## Problem to work on
The lines to copy are those in the listing below that contain the word "title".
- Opening Delimiter -
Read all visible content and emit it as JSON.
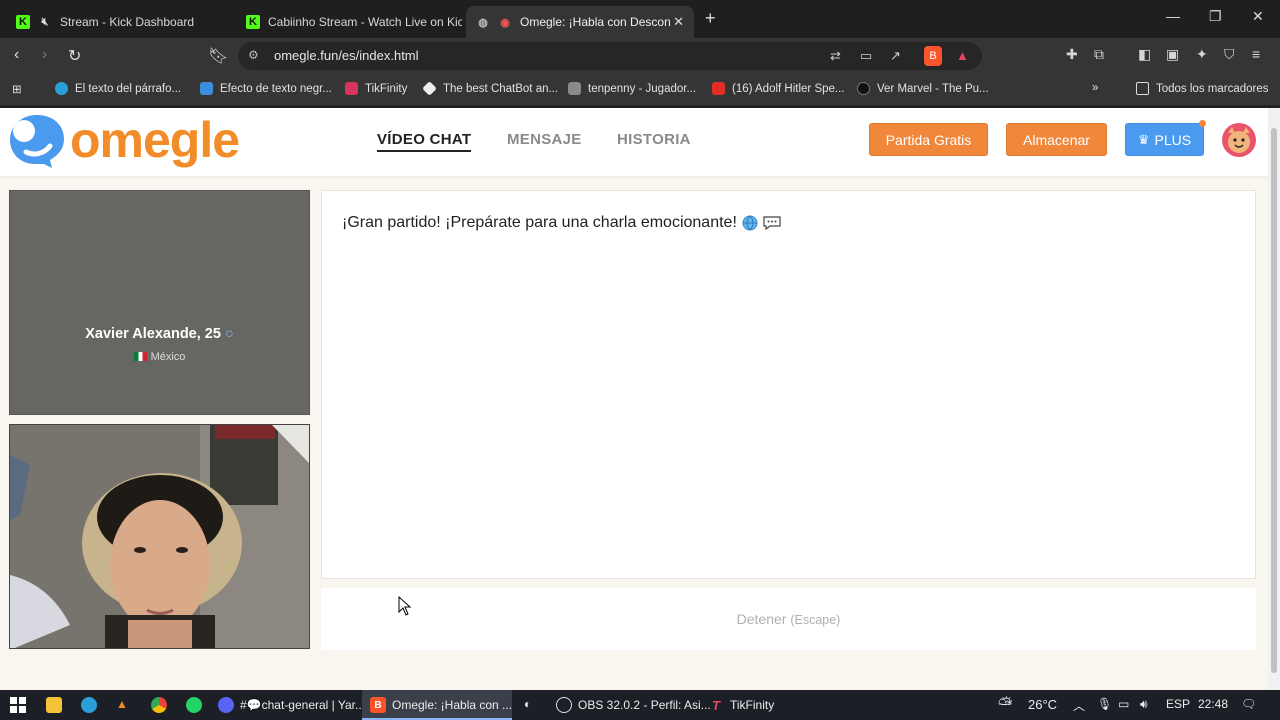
{
  "browser": {
    "tabs": [
      {
        "title": "Stream - Kick Dashboard",
        "active": false
      },
      {
        "title": "Cabiinho Stream - Watch Live on Kick",
        "active": false
      },
      {
        "title": "Omegle: ¡Habla con Descono",
        "active": true
      }
    ],
    "url": "omegle.fun/es/index.html",
    "bookmarks": [
      "El texto del párrafo...",
      "Efecto de texto negr...",
      "TikFinity",
      "The best ChatBot an...",
      "tenpenny - Jugador...",
      "(16) Adolf Hitler Spe...",
      "Ver Marvel - The Pu..."
    ],
    "all_bookmarks_label": "Todos los marcadores"
  },
  "site": {
    "logo_text": "omegle",
    "nav": {
      "video_chat": "VÍDEO CHAT",
      "message": "MENSAJE",
      "history": "HISTORIA"
    },
    "buttons": {
      "free_match": "Partida Gratis",
      "store": "Almacenar",
      "plus": "PLUS"
    },
    "colors": {
      "brand_orange": "#f28c28",
      "brand_blue": "#4a9bf0"
    }
  },
  "stranger": {
    "name": "Xavier Alexande, 25",
    "country": "México"
  },
  "chat": {
    "system_message": "¡Gran partido! ¡Prepárate para una charla emocionante!",
    "stop_label": "Detener",
    "stop_hint": "(Escape)"
  },
  "taskbar": {
    "apps": [
      "#💬chat-general | Yar...",
      "Omegle: ¡Habla con ...",
      "OBS 32.0.2 - Perfil: Asi...",
      "TikFinity"
    ],
    "weather": "26°C",
    "language": "ESP",
    "time": "22:48"
  }
}
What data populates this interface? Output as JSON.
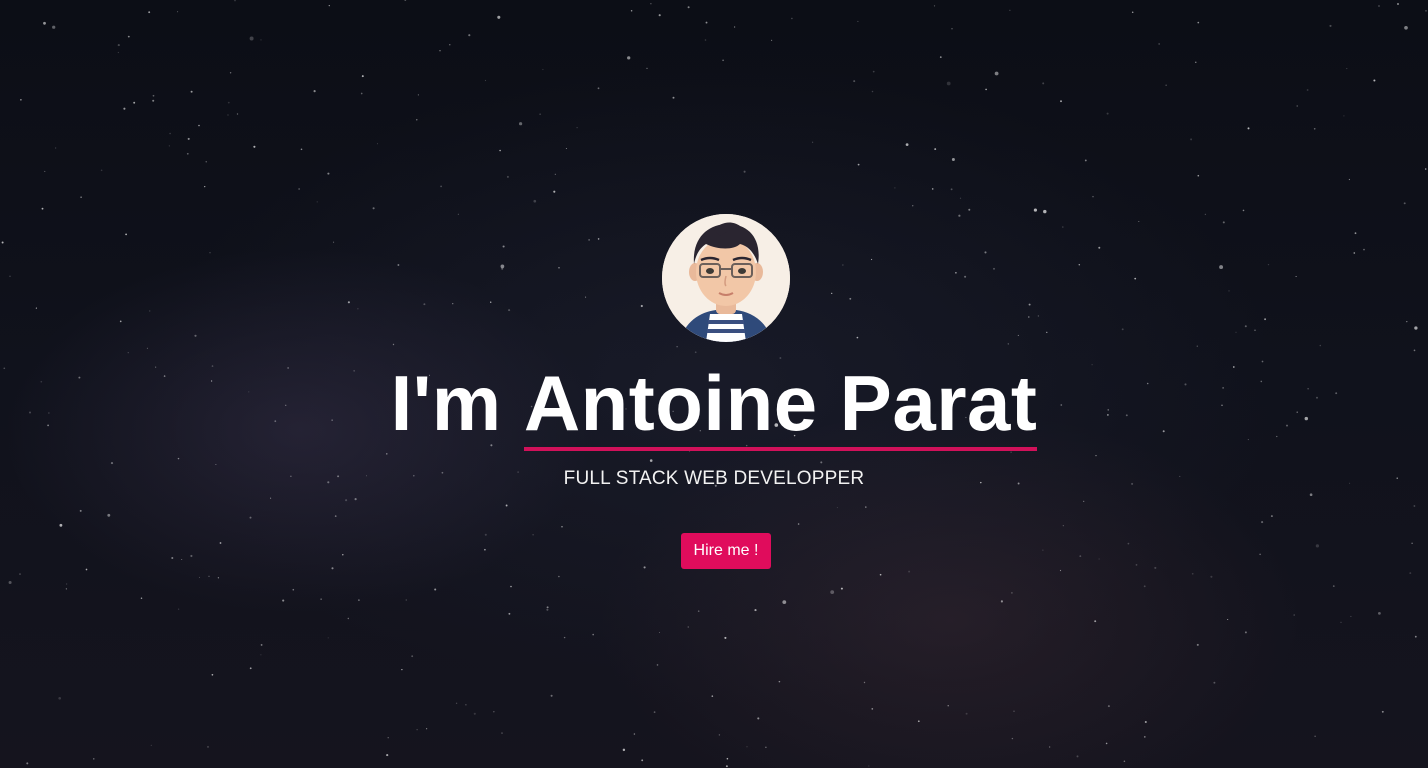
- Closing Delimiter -
## Written solution
        "title": "Stream - Kick Dashboard",
        "title": "Cabiinho Stream - Watch Live on Kick",
        "title": "Omegle: ¡Habla con Descono",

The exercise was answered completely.